The Technological Singularity is the hypothesized creation, usually via AI or brain-computer interfaces, of smarter-than-human entities who rapidly accelerate technological progress beyond the capability of human beings to participate meaningfully in said progress. Futurists have varying opinions regarding the timing and consequences of such an event.
I. J. Good first explored the idea of an "intelligence explosion", arguing that machines surpassing human intellect should be capable of recursively augmenting their own mental abilities until they vastly exceed those of their creators. Vernor Vinge later popularized the Singularity in the 1980s with lectures, essays, and science fiction. More recently, some AI researchers have voiced concern over the Singularity's potential dangers.
Some futurists, such as Ray Kurzweil, consider it part of a long-term pattern of accelerating change that generalizes Moore's law to technologies predating the integrated circuit. Critics of this interpretation consider it an example of static analysis.
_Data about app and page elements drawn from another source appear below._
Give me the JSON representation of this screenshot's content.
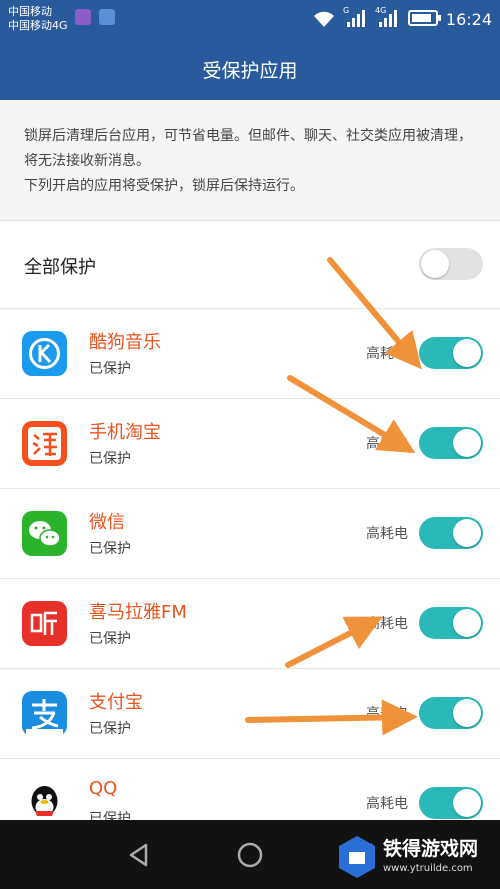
{
  "status_bar": {
    "carrier_line1": "中国移动",
    "carrier_line2": "中国移动4G",
    "signal_label_1": "G",
    "signal_label_2": "4G",
    "time": "16:24"
  },
  "header": {
    "title": "受保护应用"
  },
  "description": {
    "line1": "锁屏后清理后台应用，可节省电量。但邮件、聊天、社交类应用被清理，将无法接收新消息。",
    "line2": "下列开启的应用将受保护，锁屏后保持运行。"
  },
  "protect_all": {
    "label": "全部保护",
    "enabled": false
  },
  "apps": [
    {
      "name": "酷狗音乐",
      "status": "已保护",
      "power": "高耗电",
      "enabled": true,
      "icon": "kugou-app-icon"
    },
    {
      "name": "手机淘宝",
      "status": "已保护",
      "power": "高耗电",
      "enabled": true,
      "icon": "taobao-app-icon"
    },
    {
      "name": "微信",
      "status": "已保护",
      "power": "高耗电",
      "enabled": true,
      "icon": "wechat-app-icon"
    },
    {
      "name": "喜马拉雅FM",
      "status": "已保护",
      "power": "高耗电",
      "enabled": true,
      "icon": "ximalaya-app-icon"
    },
    {
      "name": "支付宝",
      "status": "已保护",
      "power": "高耗电",
      "enabled": true,
      "icon": "alipay-app-icon"
    },
    {
      "name": "QQ",
      "status": "已保护",
      "power": "高耗电",
      "enabled": true,
      "icon": "qq-app-icon"
    }
  ],
  "watermark": {
    "brand": "铁得游戏网",
    "url": "www.ytruilde.com"
  },
  "colors": {
    "header": "#285a9c",
    "accent": "#2bb8b8",
    "app_name": "#e8541e",
    "arrow": "#f0923a"
  }
}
The Singularity has also been featured prominently in science fiction works by a plethora of authors.